She borrowed smart designer suits worth between £1,000 and £3,000 and cocktail dresses with a similar value to attend evening functions with the Tory leader.

The high-class clothing deal was declared by Mr Duncan Smith in the latest edition of the House of Commons register of members' interests.

It was arranged by his brother David, 51, who recently took over as chief executive of Luxury Brands Group, which owns Hardy Amies, after moving from Prada. He said yesterday that his sister-in-law borrowed clothes "from time to time".

Friends of the family insisted the arrangement was likely to continue for the foreseeable future. "She looks absolutely fabulous," said one. The Tory party refused to comment.

The Conservative leader has been eager to keep his family out of the limelight since taking over from William Hague and has criticised Tony Blair for "ruthlessly" using his family to win public support. Betsy Duncan Smith – said to be a size eight – has shunned publicity and only attended her first Tory party conference last year after her husband was made party leader.

Mr Duncan Smith refuses to allow his four children – Edward, 14, Alice, 12, Harry, 11, and Rosanna, eight – to be photographed by the press.

Yesterday a spokeswoman for the Luxury Brands Group, which recently took over Hardy Amies and Norman Hartnell, the Queen Mother's favourite designer, confirmed Mrs Duncan Smith had borrowed clothes after discussions with its experts.

"We have lent her a couple of suits and some evening wear. She borrows from time to time," she said. "She's a really perfect size for couture, which tends to be small."

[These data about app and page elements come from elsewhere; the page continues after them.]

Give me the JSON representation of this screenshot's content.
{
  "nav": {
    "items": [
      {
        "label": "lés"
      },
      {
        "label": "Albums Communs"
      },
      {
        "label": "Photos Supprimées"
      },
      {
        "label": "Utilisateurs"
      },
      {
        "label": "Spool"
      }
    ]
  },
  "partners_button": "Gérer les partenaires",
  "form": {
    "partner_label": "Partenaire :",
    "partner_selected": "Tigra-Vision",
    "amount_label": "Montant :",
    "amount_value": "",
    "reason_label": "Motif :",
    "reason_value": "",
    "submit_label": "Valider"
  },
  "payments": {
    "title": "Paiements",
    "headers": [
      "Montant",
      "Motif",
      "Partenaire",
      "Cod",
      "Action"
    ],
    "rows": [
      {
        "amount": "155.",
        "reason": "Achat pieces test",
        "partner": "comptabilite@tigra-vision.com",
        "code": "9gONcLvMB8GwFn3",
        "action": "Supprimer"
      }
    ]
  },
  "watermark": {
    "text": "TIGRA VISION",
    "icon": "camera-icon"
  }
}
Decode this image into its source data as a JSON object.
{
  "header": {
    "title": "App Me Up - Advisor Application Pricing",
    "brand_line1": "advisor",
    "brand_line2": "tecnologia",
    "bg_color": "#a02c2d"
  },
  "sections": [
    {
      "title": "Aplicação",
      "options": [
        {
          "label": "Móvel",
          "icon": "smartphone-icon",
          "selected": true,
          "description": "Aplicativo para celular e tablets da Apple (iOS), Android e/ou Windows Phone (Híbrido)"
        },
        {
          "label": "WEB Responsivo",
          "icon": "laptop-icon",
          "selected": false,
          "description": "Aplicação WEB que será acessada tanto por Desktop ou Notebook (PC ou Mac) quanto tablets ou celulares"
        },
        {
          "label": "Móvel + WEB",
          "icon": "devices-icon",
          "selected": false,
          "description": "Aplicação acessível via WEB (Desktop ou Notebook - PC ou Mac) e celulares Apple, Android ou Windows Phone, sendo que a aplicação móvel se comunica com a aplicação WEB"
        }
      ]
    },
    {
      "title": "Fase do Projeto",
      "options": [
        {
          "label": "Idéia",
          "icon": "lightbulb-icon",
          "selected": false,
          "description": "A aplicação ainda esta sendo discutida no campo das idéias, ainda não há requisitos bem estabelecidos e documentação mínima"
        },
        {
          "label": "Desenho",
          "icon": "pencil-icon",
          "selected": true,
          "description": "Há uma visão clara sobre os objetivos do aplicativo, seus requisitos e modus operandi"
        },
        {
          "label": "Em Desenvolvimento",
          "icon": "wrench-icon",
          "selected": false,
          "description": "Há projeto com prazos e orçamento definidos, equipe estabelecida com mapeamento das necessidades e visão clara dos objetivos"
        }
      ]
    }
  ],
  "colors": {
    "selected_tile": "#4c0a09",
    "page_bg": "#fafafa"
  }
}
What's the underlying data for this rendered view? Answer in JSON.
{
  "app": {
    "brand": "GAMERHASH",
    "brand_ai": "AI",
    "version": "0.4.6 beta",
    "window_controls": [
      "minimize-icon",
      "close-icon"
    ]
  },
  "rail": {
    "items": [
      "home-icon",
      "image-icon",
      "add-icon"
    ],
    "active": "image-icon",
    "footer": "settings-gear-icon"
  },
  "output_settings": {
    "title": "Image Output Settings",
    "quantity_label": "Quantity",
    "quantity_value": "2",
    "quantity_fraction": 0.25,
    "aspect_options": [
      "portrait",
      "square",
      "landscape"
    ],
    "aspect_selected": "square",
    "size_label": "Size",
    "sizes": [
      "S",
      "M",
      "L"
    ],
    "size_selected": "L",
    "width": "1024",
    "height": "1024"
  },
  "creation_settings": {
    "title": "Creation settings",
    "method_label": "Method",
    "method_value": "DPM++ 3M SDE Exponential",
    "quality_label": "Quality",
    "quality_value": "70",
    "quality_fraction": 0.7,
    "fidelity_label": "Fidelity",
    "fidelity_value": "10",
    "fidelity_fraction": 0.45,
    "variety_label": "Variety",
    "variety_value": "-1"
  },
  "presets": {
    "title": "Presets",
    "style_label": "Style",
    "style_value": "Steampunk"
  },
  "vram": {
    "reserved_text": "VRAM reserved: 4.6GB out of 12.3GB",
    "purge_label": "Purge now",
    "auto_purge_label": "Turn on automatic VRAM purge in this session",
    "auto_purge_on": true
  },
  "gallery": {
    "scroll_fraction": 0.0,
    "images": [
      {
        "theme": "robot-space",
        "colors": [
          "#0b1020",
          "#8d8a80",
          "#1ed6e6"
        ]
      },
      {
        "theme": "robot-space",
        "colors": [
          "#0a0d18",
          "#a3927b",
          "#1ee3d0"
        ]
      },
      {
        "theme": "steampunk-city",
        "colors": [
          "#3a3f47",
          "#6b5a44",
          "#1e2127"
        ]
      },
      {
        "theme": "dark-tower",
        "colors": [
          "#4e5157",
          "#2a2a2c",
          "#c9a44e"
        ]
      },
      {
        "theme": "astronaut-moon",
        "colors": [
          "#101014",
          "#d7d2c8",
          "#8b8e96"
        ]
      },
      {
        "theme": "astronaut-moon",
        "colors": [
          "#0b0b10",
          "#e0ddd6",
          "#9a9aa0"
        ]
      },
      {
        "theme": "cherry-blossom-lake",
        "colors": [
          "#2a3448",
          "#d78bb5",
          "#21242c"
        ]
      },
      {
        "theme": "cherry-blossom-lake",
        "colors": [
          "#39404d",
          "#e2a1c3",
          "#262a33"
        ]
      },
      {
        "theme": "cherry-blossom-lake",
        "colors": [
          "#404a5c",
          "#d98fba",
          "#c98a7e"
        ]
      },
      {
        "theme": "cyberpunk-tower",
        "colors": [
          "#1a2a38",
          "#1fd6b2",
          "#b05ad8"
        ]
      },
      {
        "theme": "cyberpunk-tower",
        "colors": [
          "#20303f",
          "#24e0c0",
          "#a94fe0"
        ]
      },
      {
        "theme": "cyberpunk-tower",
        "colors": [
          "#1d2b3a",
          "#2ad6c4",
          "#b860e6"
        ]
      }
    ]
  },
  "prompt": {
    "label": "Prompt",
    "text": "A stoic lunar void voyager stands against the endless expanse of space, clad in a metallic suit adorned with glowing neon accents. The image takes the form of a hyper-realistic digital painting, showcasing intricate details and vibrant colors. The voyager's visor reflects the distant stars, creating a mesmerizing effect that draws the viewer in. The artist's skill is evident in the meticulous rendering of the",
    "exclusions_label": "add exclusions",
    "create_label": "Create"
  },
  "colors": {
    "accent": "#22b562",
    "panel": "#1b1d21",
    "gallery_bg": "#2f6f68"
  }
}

Suits from the Savile Row tailor cost between £1,000 and £3,000, with evening wear, depending on its intricacy and the amount of detail such as beading, costing upwards of £1,000.

Hardy Amies, founded in 1945, has dressed the Queen, the Queen Mother and Princess Margaret. The couturier has displayed the Royal Warrant since 1955, two years after designing the Queen's Coronation gown.

Since the 93-year-old Mr Amies retired, his company has remained the Queen's favourite dressmaker. Its collection for the Queen's recent Golden Jubilee tour of Jamaica was hailed as a "sartorial coup". But Jon Moore, who designed the nine outfits for the Queen's Caribbean visit, as well as the suits and dresses worn by Mrs Duncan Smith, has recently been replaced by Jacques Azagury, a favourite designer of Princess Diana.

Moroccan-born Mr Azagury has also dressed TV presenter Ulrika Jonsson and the singer Sophie Ellis Bextor, and will be in charge of modernising the brand and seeing through its new ready-to-wear collection launch this year.

In the register of members' interests, the Tory leader reveals that "my wife has been lent clothing to wear at official functions which she has attended in her capacity as wife of the Leader of the Opposition. This benefit has been provided by Luxury Brands Group".

Hardy Amies is not the first fashion icon to have been linked to Iain Duncan Smith. He also took a donation of £20,000 to help his campaign to become Tory leader from John Frieda, the celebrity hairdresser.